Of course the grand irony here is that it’s supposed to be the W3C where we get Microsoft and Adobe and Apple and Mozilla and so on around the table working together to create specs. So blanket “blame the W3C” statements are a bit flawed. I’d be more specific. I’d say “blame patent and IP old-skoolers, blame poor W3C infrastructure, blame an archaic and slow rather than agile and rapid process.” I can honestly tell you the most interesting, passionate and standards-oriented brainstorms I’ve had the opportunity to be present at have always been at W3C WG meetings.

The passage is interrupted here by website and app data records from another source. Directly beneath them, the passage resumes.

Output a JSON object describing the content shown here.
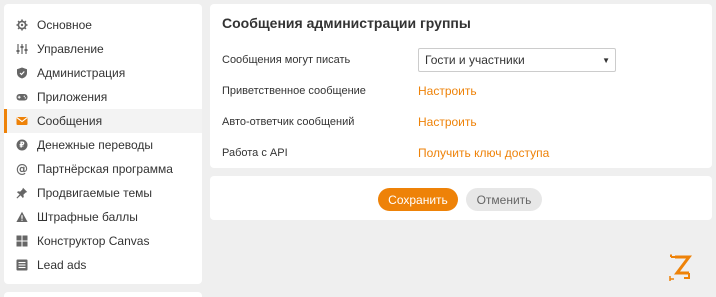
{
  "sidebar": {
    "items": [
      {
        "label": "Основное",
        "icon": "gear-icon"
      },
      {
        "label": "Управление",
        "icon": "sliders-icon"
      },
      {
        "label": "Администрация",
        "icon": "shield-icon"
      },
      {
        "label": "Приложения",
        "icon": "gamepad-icon"
      },
      {
        "label": "Сообщения",
        "icon": "envelope-icon",
        "active": true
      },
      {
        "label": "Денежные переводы",
        "icon": "coin-icon"
      },
      {
        "label": "Партнёрская программа",
        "icon": "at-icon"
      },
      {
        "label": "Продвигаемые темы",
        "icon": "pin-icon"
      },
      {
        "label": "Штрафные баллы",
        "icon": "warning-icon"
      },
      {
        "label": "Конструктор Canvas",
        "icon": "grid-icon"
      },
      {
        "label": "Lead ads",
        "icon": "list-icon"
      }
    ]
  },
  "panel": {
    "title": "Сообщения администрации группы",
    "rows": [
      {
        "label": "Сообщения могут писать",
        "select_value": "Гости и участники"
      },
      {
        "label": "Приветственное сообщение",
        "link": "Настроить"
      },
      {
        "label": "Авто-ответчик сообщений",
        "link": "Настроить"
      },
      {
        "label": "Работа с API",
        "link": "Получить ключ доступа"
      }
    ]
  },
  "actions": {
    "save_label": "Сохранить",
    "cancel_label": "Отменить"
  },
  "colors": {
    "accent": "#ee8208",
    "background": "#efefef"
  }
}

Alas, those meetings of minds are then hacked apart and returned to their respective Member Companies to be scrutinized in light of policies, agendas and oh the list does go on.
My concerns are therefore different than Ellis’, who feels that it’s time for a richer Web experience anyway. While I do agree with the need for rich experiences, I am more fundamentally concerned about how the “Open Web” will ever be re-opened, and if it ever will be.
Every time I’ve said “Web Standards Aren’t” I get a significant response. Sometimes people laugh, sometimes they look at me as if I forgot my medication that day. Ellis’ article brings it a little closer to home about the many years of commitment standardistas give to a quality of work and a visionary cause that may have long been lost before it was ever truly won.
Sunday 6 July 2008
Challenge and sometimes frighten people.
Saturday 5 July 2008
The first wound is the one you remember:
Your teacher says:
“you’ll never need it don’t cry it’s okay”
you don’t believe her anyway.
You talk to your friends twenty years later
and they all say:
“Be your art”
Oh, how it feels good
To learn math and therefore see,
a life denied of algorithms and rationality.
Friday 4 July 2008
Today is the 4th of July, which is independence day in the U.S. We party with feasts and drinks and fireworks.
It’s a great tradition. Have you tried the hot dogs? Beef, hot mustard, sauerkraut.
Still, I’m concerned with the core values of Independence. Concerned that the idea that independence is not at all what we have, even though it might be what we thought we set out to have.
Independence to Me
Is believing everything I do matters, even if it doesn’t.
Thursday 3 July 2008
I read this at Tom Morris‘ site and had to quote here:
“However fucked up and crazy something is, someone, somewhere in a standards body is writing a parser, schema or proposal for it.”
Some things are true because they’re funny. But most funny things are just quite simply true.